Not all peptides in these skin treatments are based on collagen—some mimic snake venom to paralyze the muscles involved in wrinkle formation. There is a lot of excitement about their potential. Peptides have shown promise in the petri dish, but their effectiveness in a product is still up for debate.
Skin is an organ designed to keep foreign antigens out of bodies. It has layers of cells that defend against disease and immune agents. So it is unlikely that large molecules like proteins would penetrate the layers of skin, but small molecules can.
Stem cells are a type of primitive cells that hasn’t decided what kind of tissue it wants to be yet. So it’s easily manipulated by scientists. No literature supports the use of stem cells on your face. They wouldn’t even be able to survive in the bottle.
Frequently asked questions
Can anti-wrinkle creams make you age faster?
Probably not. Scientific evidence says these ingredients will have a modest effect at best. But not all cosmetic companies must prove their products deliver on their promises, so the truth is a bit harder to get to. 80% of visible facial aging is caused by the sun. So the best anti-aging product of all may be this.
How do wrinkles form?
Sunlight contains lots of UVA radiation interacting with skin molecules and creating reactive oxygen species. It includes hydrogen peroxide, nitric oxides, and unstable molecules called “free radicals.”
Free radicals have unpaired electrons because of their instability. They hunt for more electrons and take them from DNA, proteins, and fats, reacting with those molecules. Then it causes damaging them in the process.
Why do wrinkles appear with age?
Face skin has a thin layer of cells called the epidermis. The dermis, sweat glands, hair follicles, and connective tissue support the epidermis. This connective tissue comprises a mix of cells in an extracellular matrix. It contains specific molecules that give the skin structure and help heal wounds.

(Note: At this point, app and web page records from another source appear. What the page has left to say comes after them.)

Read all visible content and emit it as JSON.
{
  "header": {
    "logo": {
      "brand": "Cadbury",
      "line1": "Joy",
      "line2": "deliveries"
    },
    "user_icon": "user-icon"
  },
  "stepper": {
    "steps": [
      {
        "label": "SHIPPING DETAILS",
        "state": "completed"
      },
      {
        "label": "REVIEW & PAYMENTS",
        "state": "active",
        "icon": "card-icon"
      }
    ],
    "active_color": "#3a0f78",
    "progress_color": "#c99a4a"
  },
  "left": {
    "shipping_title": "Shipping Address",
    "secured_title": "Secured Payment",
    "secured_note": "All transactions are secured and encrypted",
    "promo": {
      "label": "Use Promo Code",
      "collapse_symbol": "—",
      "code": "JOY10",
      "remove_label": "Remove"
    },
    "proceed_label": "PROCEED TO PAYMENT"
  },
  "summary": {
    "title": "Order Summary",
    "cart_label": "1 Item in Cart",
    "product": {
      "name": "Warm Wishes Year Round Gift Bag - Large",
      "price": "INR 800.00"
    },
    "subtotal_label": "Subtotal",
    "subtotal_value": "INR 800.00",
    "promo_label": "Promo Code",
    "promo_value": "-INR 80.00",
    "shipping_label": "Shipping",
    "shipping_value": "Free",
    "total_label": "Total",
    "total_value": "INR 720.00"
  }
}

Glycosaminoglycans, or GAGs, are long chains of sugars that act like sponges and hold vast, irritating amounts of water. They keep skin hydrated and healthy-looking. By increasing age, the production of these extracellular matrix molecules naturally starts to slow down. It starts to look thinner and build up wrinkles.